Would you please set down the data again exactly as given, excluding the pictures?
--
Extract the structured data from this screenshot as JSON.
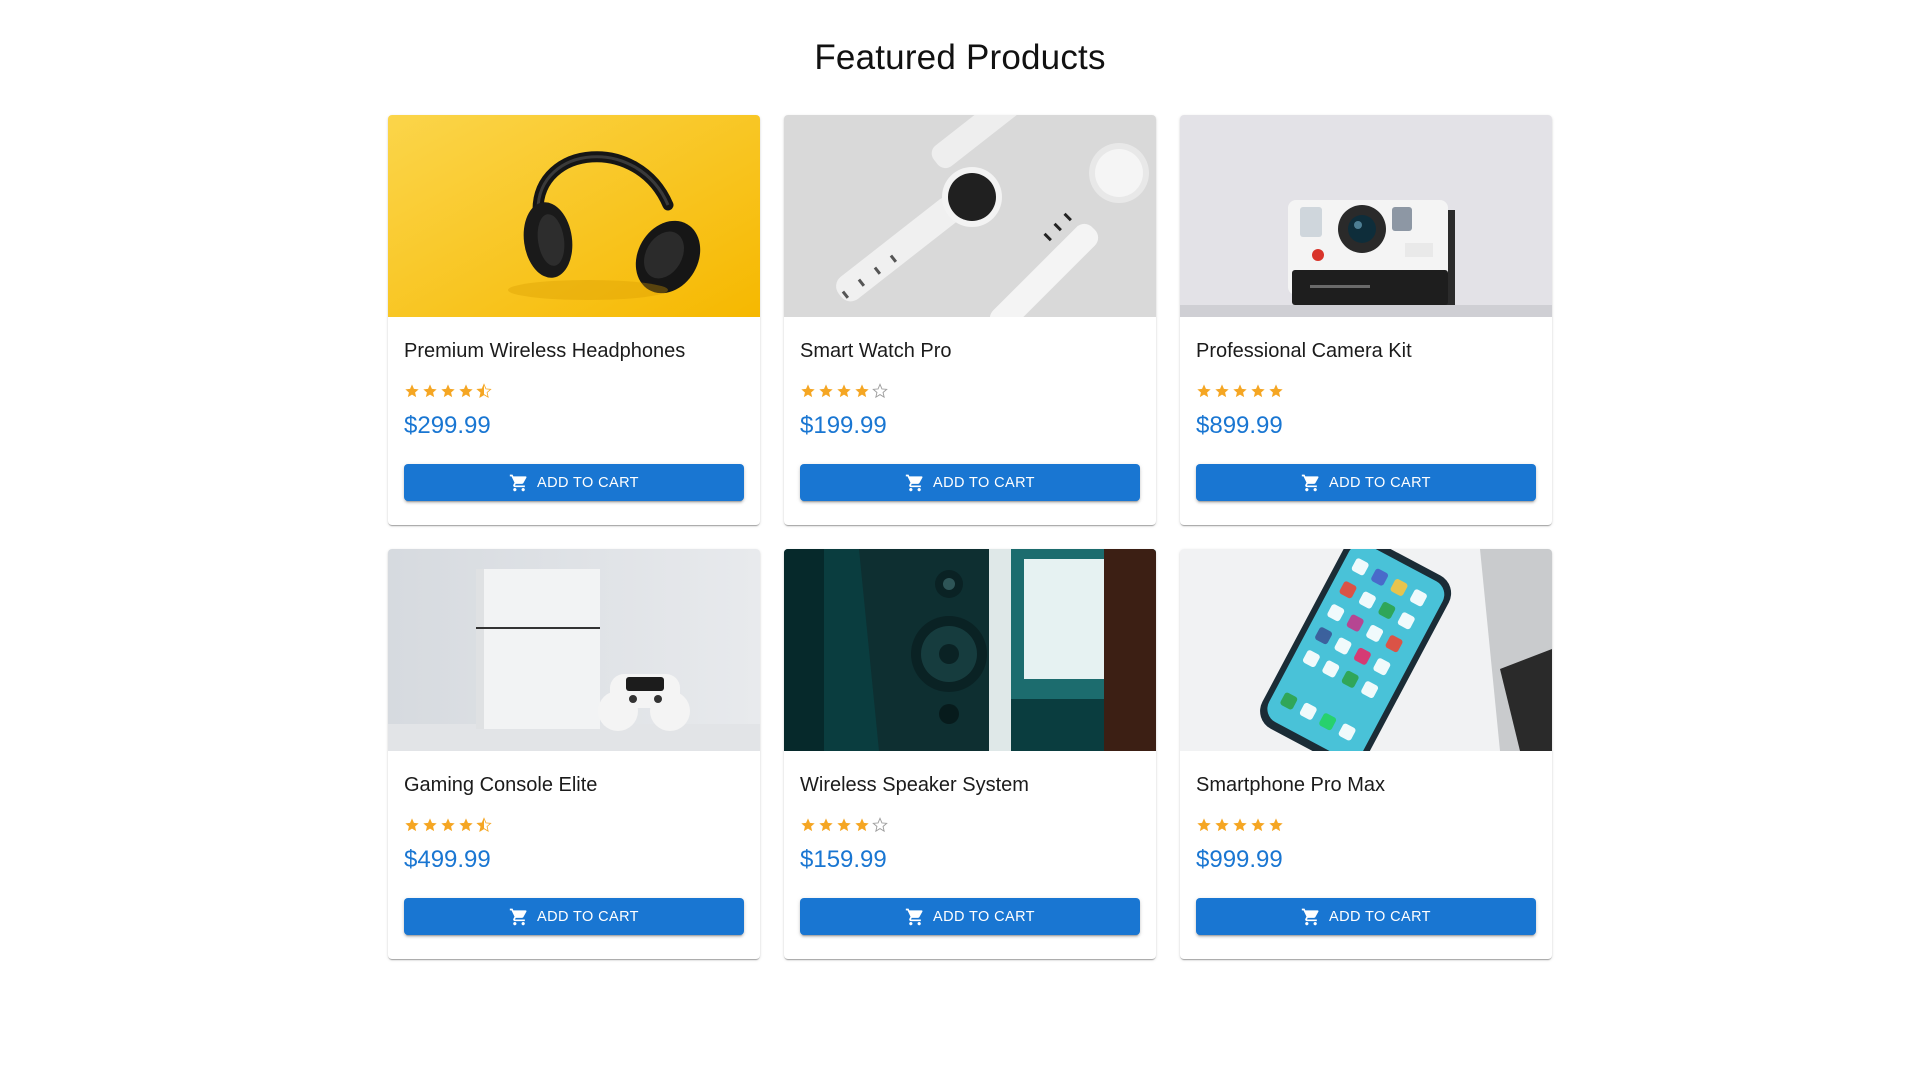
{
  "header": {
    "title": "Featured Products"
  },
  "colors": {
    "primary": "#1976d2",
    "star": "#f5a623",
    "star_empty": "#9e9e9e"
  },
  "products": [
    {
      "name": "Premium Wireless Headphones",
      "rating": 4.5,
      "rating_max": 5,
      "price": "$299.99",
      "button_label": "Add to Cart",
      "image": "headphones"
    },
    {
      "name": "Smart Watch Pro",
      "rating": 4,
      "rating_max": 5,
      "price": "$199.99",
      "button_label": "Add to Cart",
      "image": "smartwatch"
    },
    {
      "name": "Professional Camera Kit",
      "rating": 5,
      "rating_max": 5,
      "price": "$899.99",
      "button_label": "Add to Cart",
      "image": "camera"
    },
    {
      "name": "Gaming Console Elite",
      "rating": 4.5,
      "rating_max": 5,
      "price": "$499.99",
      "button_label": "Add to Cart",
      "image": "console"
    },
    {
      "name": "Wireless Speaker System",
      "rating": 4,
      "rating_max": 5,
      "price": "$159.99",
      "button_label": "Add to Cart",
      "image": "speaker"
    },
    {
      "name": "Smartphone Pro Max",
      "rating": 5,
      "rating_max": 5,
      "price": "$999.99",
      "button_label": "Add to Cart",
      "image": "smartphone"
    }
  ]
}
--
_PROBLEM SOLUTION:_
Extract the structured data from this screenshot as JSON.
{
  "header": {
    "title": "Featured Products"
  },
  "colors": {
    "primary": "#1976d2",
    "star": "#f5a623",
    "star_empty": "#9e9e9e"
  },
  "products": [
    {
      "name": "Premium Wireless Headphones",
      "rating": 4.5,
      "rating_max": 5,
      "price": "$299.99",
      "button_label": "Add to Cart",
      "image": "headphones"
    },
    {
      "name": "Smart Watch Pro",
      "rating": 4,
      "rating_max": 5,
      "price": "$199.99",
      "button_label": "Add to Cart",
      "image": "smartwatch"
    },
    {
      "name": "Professional Camera Kit",
      "rating": 5,
      "rating_max": 5,
      "price": "$899.99",
      "button_label": "Add to Cart",
      "image": "camera"
    },
    {
      "name": "Gaming Console Elite",
      "rating": 4.5,
      "rating_max": 5,
      "price": "$499.99",
      "button_label": "Add to Cart",
      "image": "console"
    },
    {
      "name": "Wireless Speaker System",
      "rating": 4,
      "rating_max": 5,
      "price": "$159.99",
      "button_label": "Add to Cart",
      "image": "speaker"
    },
    {
      "name": "Smartphone Pro Max",
      "rating": 5,
      "rating_max": 5,
      "price": "$999.99",
      "button_label": "Add to Cart",
      "image": "smartphone"
    }
  ]
}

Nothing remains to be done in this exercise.